Ira Glass

Right, because finally you could. Because you felt like you wouldn't feel this guilt.

Lucy

Yeah, I had a clean slate.

Ira Glass

Mhm.

Lucy

So I looked her up, and I was totally shocked and horrified to find that she had just died two days before, very suddenly. And I was really sad, and really panicked. Like, no, no, no, wait, wait, wait. I need to-- like, what? No, no, no. I need to listen to your show. You can't die.

I just was going to start listening again, and I just missed her. Like, I just missed her by two days. She was doing her show that week. She was totally well, and as far as anyone knew. And I was really sad.

Ira Glass

How long had you not listened to her?

Lucy

Probably-- maybe five years.

Ira Glass

Do you feel like you let her down?

Lucy

Yeah, I felt like I'd jumped ship, and taken her for granted, and thought she would be there when I resurfaced from whatever kind of messy mess I had gotten myself into. You know that thing that people say, "When I just like make enough money, then I'll get my life together, when I just lose enough weight, then I'll get my life together." And I think in the period where I stopped listening to her, I was thinking like, "Once I sort all this out, I'll get back to listening to Dr. Joy and I'll resurface as the person I was before, once I clean up this mess." But I never did. And then, when I resurfaced, she was gone.
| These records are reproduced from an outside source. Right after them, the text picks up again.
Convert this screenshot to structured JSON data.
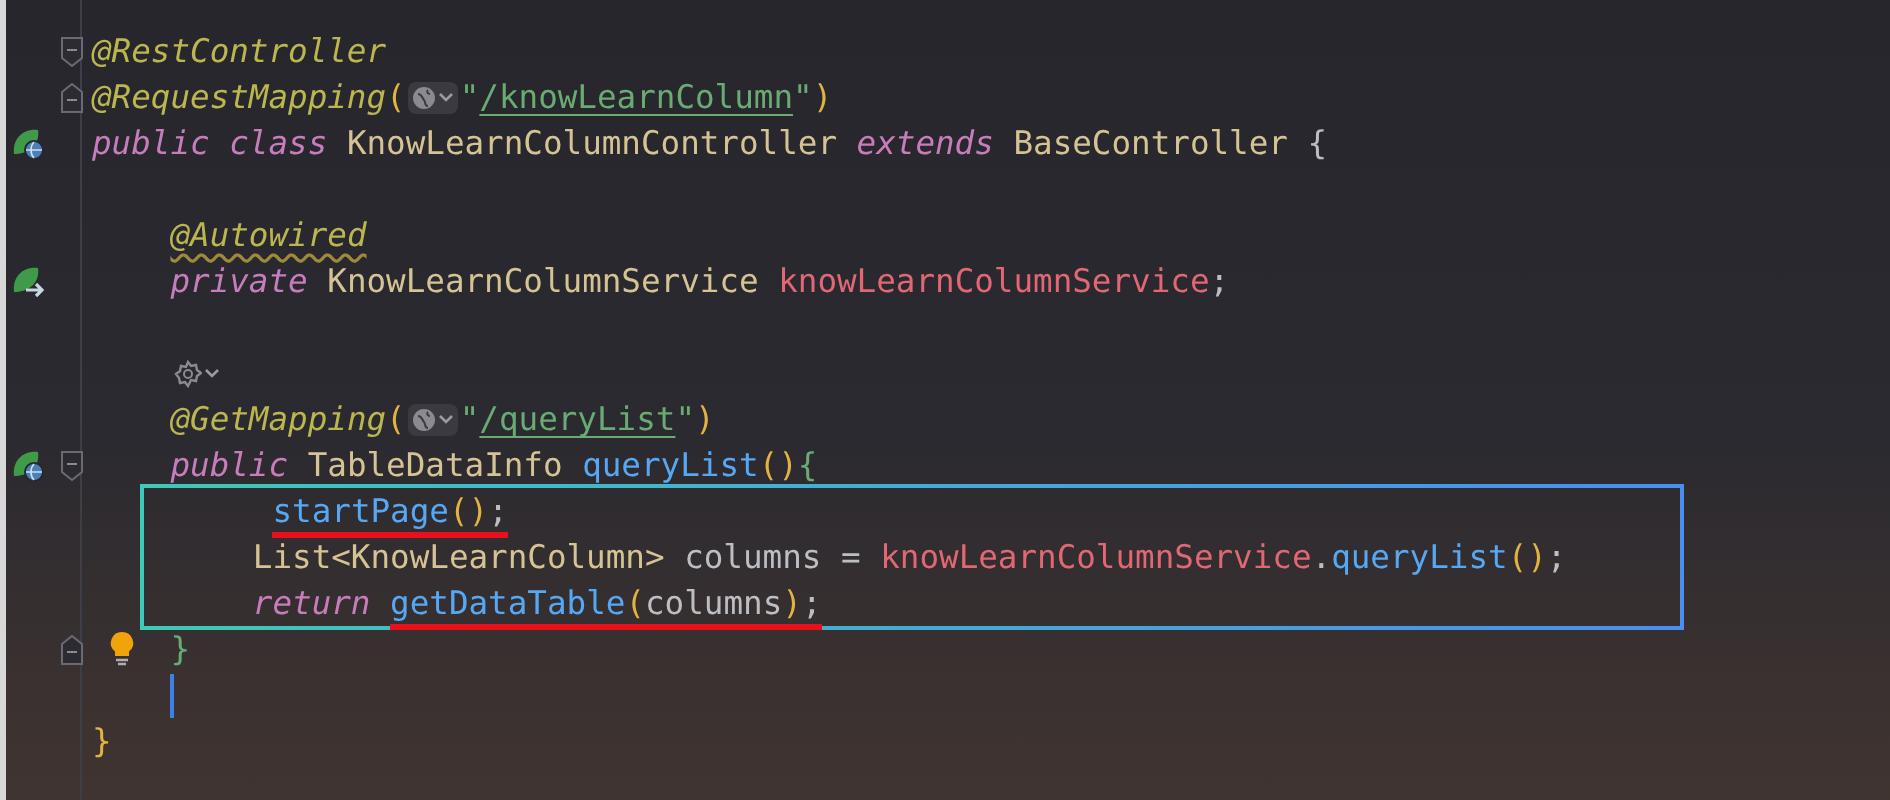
{
  "editor": {
    "lines": [
      {
        "kind": "code",
        "fold": {
          "kind": "start"
        },
        "tokens": [
          {
            "kind": "annotation",
            "text": "@RestController"
          }
        ]
      },
      {
        "kind": "code",
        "fold": {
          "kind": "end"
        },
        "tokens": [
          {
            "kind": "annotation",
            "text": "@RequestMapping"
          },
          {
            "kind": "paren",
            "text": "("
          },
          {
            "kind": "hint-globe"
          },
          {
            "kind": "string",
            "text": "\""
          },
          {
            "kind": "link",
            "text": "/knowLearnColumn"
          },
          {
            "kind": "string",
            "text": "\""
          },
          {
            "kind": "paren",
            "text": ")"
          }
        ]
      },
      {
        "kind": "code",
        "gutter": {
          "kind": "leaf-globe"
        },
        "tokens": [
          {
            "kind": "keyword",
            "text": "public class "
          },
          {
            "kind": "class",
            "text": "KnowLearnColumnController "
          },
          {
            "kind": "keyword",
            "text": "extends "
          },
          {
            "kind": "class",
            "text": "BaseController "
          },
          {
            "kind": "plain",
            "text": "{"
          }
        ]
      },
      {
        "kind": "blank"
      },
      {
        "kind": "code",
        "tokens": [
          {
            "kind": "annotation-warn",
            "text": "    @Autowired"
          }
        ]
      },
      {
        "kind": "code",
        "gutter": {
          "kind": "leaf-arrow"
        },
        "tokens": [
          {
            "kind": "keyword",
            "text": "    private "
          },
          {
            "kind": "class",
            "text": "KnowLearnColumnService "
          },
          {
            "kind": "field",
            "text": "knowLearnColumnService"
          },
          {
            "kind": "plain",
            "text": ";"
          }
        ]
      },
      {
        "kind": "blank"
      },
      {
        "kind": "code",
        "tokens": [
          {
            "kind": "hint-gear"
          }
        ]
      },
      {
        "kind": "code",
        "tokens": [
          {
            "kind": "annotation",
            "text": "    @GetMapping"
          },
          {
            "kind": "paren",
            "text": "("
          },
          {
            "kind": "hint-globe"
          },
          {
            "kind": "string",
            "text": "\""
          },
          {
            "kind": "link",
            "text": "/queryList"
          },
          {
            "kind": "string",
            "text": "\""
          },
          {
            "kind": "paren",
            "text": ")"
          }
        ]
      },
      {
        "kind": "code",
        "gutter": {
          "kind": "leaf-globe"
        },
        "fold": {
          "kind": "start"
        },
        "tokens": [
          {
            "kind": "keyword",
            "text": "    public "
          },
          {
            "kind": "class",
            "text": "TableDataInfo "
          },
          {
            "kind": "method",
            "text": "queryList"
          },
          {
            "kind": "paren",
            "text": "()"
          },
          {
            "kind": "brace",
            "text": "{"
          }
        ]
      },
      {
        "kind": "code",
        "boxed": true,
        "tokens": [
          {
            "kind": "method",
            "text": "         startPage",
            "marked": true
          },
          {
            "kind": "paren",
            "text": "()",
            "marked": true
          },
          {
            "kind": "plain",
            "text": ";",
            "marked": true
          }
        ]
      },
      {
        "kind": "code",
        "boxed": true,
        "tokens": [
          {
            "kind": "class",
            "text": "        List<KnowLearnColumn> "
          },
          {
            "kind": "plain",
            "text": "columns = "
          },
          {
            "kind": "field",
            "text": "knowLearnColumnService"
          },
          {
            "kind": "plain",
            "text": "."
          },
          {
            "kind": "method",
            "text": "queryList"
          },
          {
            "kind": "paren",
            "text": "()"
          },
          {
            "kind": "plain",
            "text": ";"
          }
        ]
      },
      {
        "kind": "code",
        "boxed": true,
        "tokens": [
          {
            "kind": "keyword",
            "text": "        return "
          },
          {
            "kind": "method",
            "text": "getDataTable",
            "marked": true
          },
          {
            "kind": "paren",
            "text": "(",
            "marked": true
          },
          {
            "kind": "plain",
            "text": "columns",
            "marked": true
          },
          {
            "kind": "paren",
            "text": ")",
            "marked": true
          },
          {
            "kind": "plain",
            "text": ";",
            "marked": true
          }
        ]
      },
      {
        "kind": "code",
        "fold": {
          "kind": "end"
        },
        "bulb": true,
        "tokens": [
          {
            "kind": "brace",
            "text": "    }"
          }
        ]
      },
      {
        "kind": "caret"
      },
      {
        "kind": "code",
        "tokens": [
          {
            "kind": "paren",
            "text": "}"
          }
        ]
      }
    ]
  }
}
Ira Glass

It made her totally re-evaluate her relationship with Dr. Joy Browne. All those years she thought, the two of them so in agreement. She felt so close to her. It made her realize, oh, maybe she was just kidding herself.
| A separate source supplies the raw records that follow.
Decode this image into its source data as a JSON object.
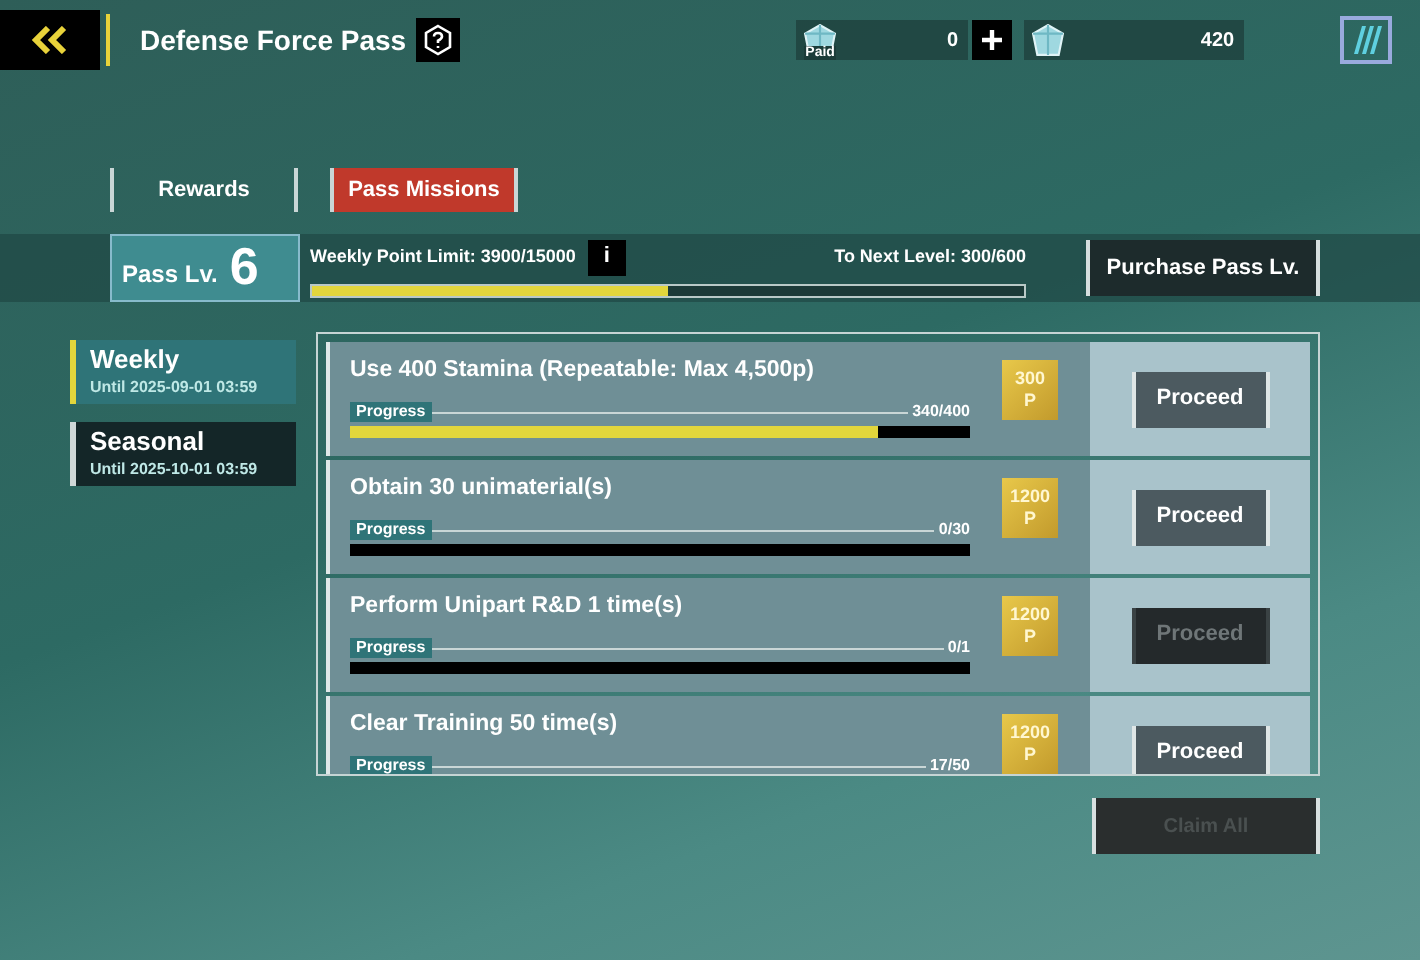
{
  "header": {
    "title": "Defense Force Pass",
    "currencies": [
      {
        "label": "Paid",
        "amount": "0"
      },
      {
        "amount": "420"
      }
    ]
  },
  "tabs": [
    {
      "label": "Rewards",
      "selected": false
    },
    {
      "label": "Pass Missions",
      "selected": true
    }
  ],
  "pass": {
    "label": "Pass Lv.",
    "level_number": "6",
    "weekly_limit": "Weekly Point Limit: 3900/15000",
    "info": "i",
    "next_level": "To Next Level: 300/600",
    "level": 0.5,
    "purchase": "Purchase Pass Lv."
  },
  "categories": [
    {
      "name": "Weekly",
      "until": "Until 2025-09-01 03:59",
      "selected": true
    },
    {
      "name": "Seasonal",
      "until": "Until 2025-10-01 03:59",
      "selected": false
    }
  ],
  "missions": [
    {
      "title": "Use 400 Stamina (Repeatable: Max 4,500p)",
      "progress_label": "Progress",
      "count": "340/400",
      "level": 0.85,
      "reward": "300",
      "reward_unit": "P",
      "button": "Proceed",
      "disabled": false
    },
    {
      "title": "Obtain 30 unimaterial(s)",
      "progress_label": "Progress",
      "count": "0/30",
      "reward": "1200",
      "reward_unit": "P",
      "button": "Proceed",
      "disabled": false
    },
    {
      "title": "Perform Unipart R&D 1 time(s)",
      "progress_label": "Progress",
      "count": "0/1",
      "reward": "1200",
      "reward_unit": "P",
      "button": "Proceed",
      "disabled": true
    },
    {
      "title": "Clear Training 50 time(s)",
      "progress_label": "Progress",
      "count": "17/50",
      "reward": "1200",
      "reward_unit": "P",
      "button": "Proceed",
      "disabled": false
    }
  ],
  "claim_all": {
    "label": "Claim All",
    "disabled": true
  }
}
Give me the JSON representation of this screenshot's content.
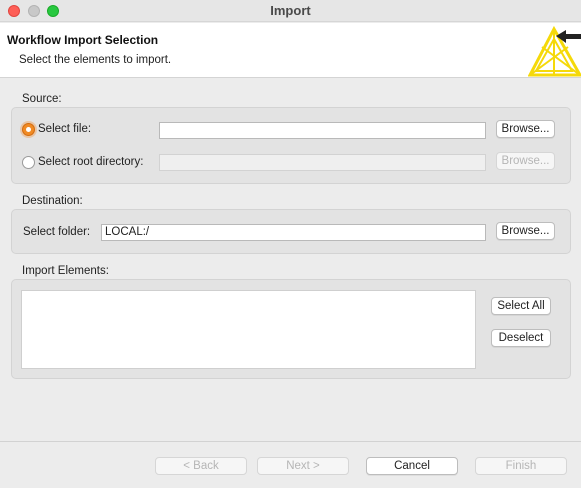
{
  "window": {
    "title": "Import"
  },
  "header": {
    "title": "Workflow Import Selection",
    "description": "Select the elements to import."
  },
  "source": {
    "label": "Source:",
    "select_file_label": "Select file:",
    "select_file_value": "",
    "select_root_label": "Select root directory:",
    "select_root_value": "",
    "browse_file_label": "Browse...",
    "browse_root_label": "Browse..."
  },
  "destination": {
    "label": "Destination:",
    "select_folder_label": "Select folder:",
    "folder_value": "LOCAL:/",
    "browse_label": "Browse..."
  },
  "import_elements": {
    "label": "Import Elements:",
    "select_all_label": "Select All",
    "deselect_label": "Deselect"
  },
  "footer": {
    "back_label": "< Back",
    "next_label": "Next >",
    "cancel_label": "Cancel",
    "finish_label": "Finish"
  },
  "colors": {
    "accent_radio": "#f08a24",
    "logo_yellow": "#f5d90a"
  }
}
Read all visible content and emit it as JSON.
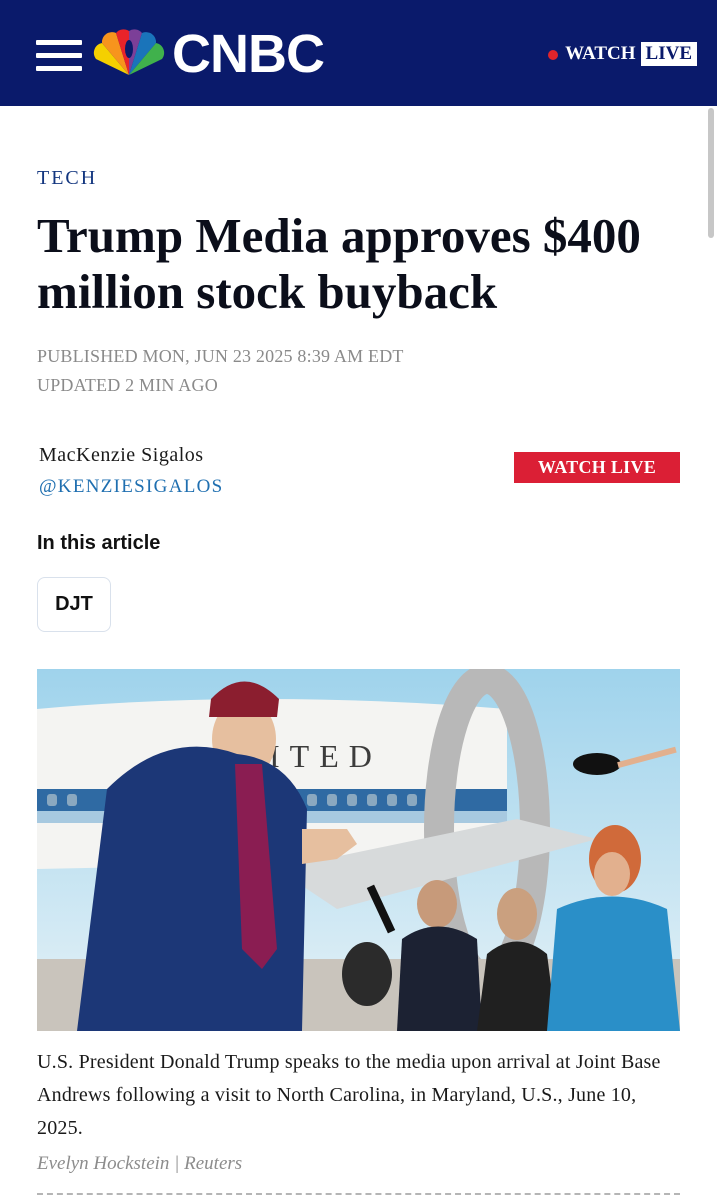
{
  "header": {
    "brand": "CNBC",
    "watch_label": "WATCH",
    "live_label": "LIVE",
    "colors": {
      "bar": "#0a1a6b",
      "live_dot": "#e0242b"
    },
    "icons": [
      "menu-icon",
      "nbc-peacock-icon",
      "live-dot-icon"
    ]
  },
  "article": {
    "section": "TECH",
    "headline_line1": "Trump Media approves $400",
    "headline_line2": "million stock buyback",
    "published": "PUBLISHED MON, JUN 23 2025 8:39 AM EDT",
    "updated": "UPDATED 2 MIN AGO",
    "author": "MacKenzie Sigalos",
    "handle": "@KENZIESIGALOS",
    "watch_live_button": "WATCH LIVE",
    "in_this_article": "In this article",
    "tickers": [
      "DJT"
    ],
    "image": {
      "caption": "U.S. President Donald Trump speaks to the media upon arrival at Joint Base Andrews following a visit to North Carolina, in Maryland, U.S., June 10, 2025.",
      "credit": "Evelyn Hockstein | Reuters",
      "aircraft_lettering": "ITED"
    }
  },
  "colors": {
    "accent_red": "#db1f35",
    "section_blue": "#13367f",
    "link_blue": "#1f6fb0"
  }
}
Lucy

I guess it does use to listen thinking people would call in, and they'd give their situation, and I'd just think, "Oh boy, here's the problem with what you're saying. I know what she's going to say." And then she would say it, and I was sitting back like, "Dr. Joy and I, we know the rules, and that's not going to work."

Ira Glass

Yeah. And it's like you and her against the losers. But then you were going like, "Oh, wait a second. No, I'm one of the losers."

Lucy

Well, I mean, losers, she had a warm heart.

Ira Glass

She wouldn't use that word. No, but you know what I'm saying.

Lucy

They were like the people who were astray. And you know, I had a lot of big ideas about how I had it together. And I was doing it wrong too. And even though I knew better, even though I used to sit there, imagining myself near Dr. Joy Browne, I know what she would say, but I would feel better if she were here to say it.

Ira Glass

Yeah. There's a thing that people say to each other in movies that I've never, ever in my life had an impulse to say to somebody, but I do now. And that is, "Well, you carry her inside you."

Lucy

Um, well, what does the other person in the movie say, then?

Ira Glass

Usually, they're really moved.

Lucy

Oh, well.

Ira Glass

In the movies! Hold on for a second. This is the kind of music that we play in the movie. Hold on. Stay right there.

[MUSIC PLAYING]

It's going to be this kind of music. I'm going to say it to you again. Lucy, even though she's gone, you don't have to feel bad, because you carry her inside you.

Lucy

And then I would just say, "I guess you're right."

Ira Glass

There you go.

[CHUCKLING]

That was excellent line-reading.

Sean Cole

Ira Glass. That kid's got talent, right?

Our program was produced today by Stephanie Foo. Our staff includes Elna Baker, Elise Bergerson, Susan Burton, Dana Chivvis, Whitney Dangerfield, Neil Drumming, Kimberly Henderson, David Kestenbaum, Chana Joffe-Walt, Seth Lind, Jonathan Menjivar, BA Parker, Christopher Swetala, Matt Tierney, Julie Whitaker, and Diane Wu. Our senior producer is Brian Reed.

Special thanks to Eric Mennel, Louisa Gao, Bing Yen, Hamilton Madison House City Hall Senior Center, Judy Lei, Ya Yun Teng, and the Museum of Chinese in America, Joo Wai Foo, Chuck Leung, and Michael Harrison. Research help from Michelle Harris and Lu Fong.

Our website, thisamericanlife.org. This American Life is delivered to public radio stations by PRX, the Public Radio Exchange. Extra special thanks this week to my boss, Ira Glass. I assured Ira before he left. I was like, "Absolutely, go away this week. It's fine. We'll air a re-run."

Ira Glass

With all due respect, I think you're trying to trick me.

Sean Cole

I'm Sean Cole. Call your mom, and join us next week for more stories of This American Life.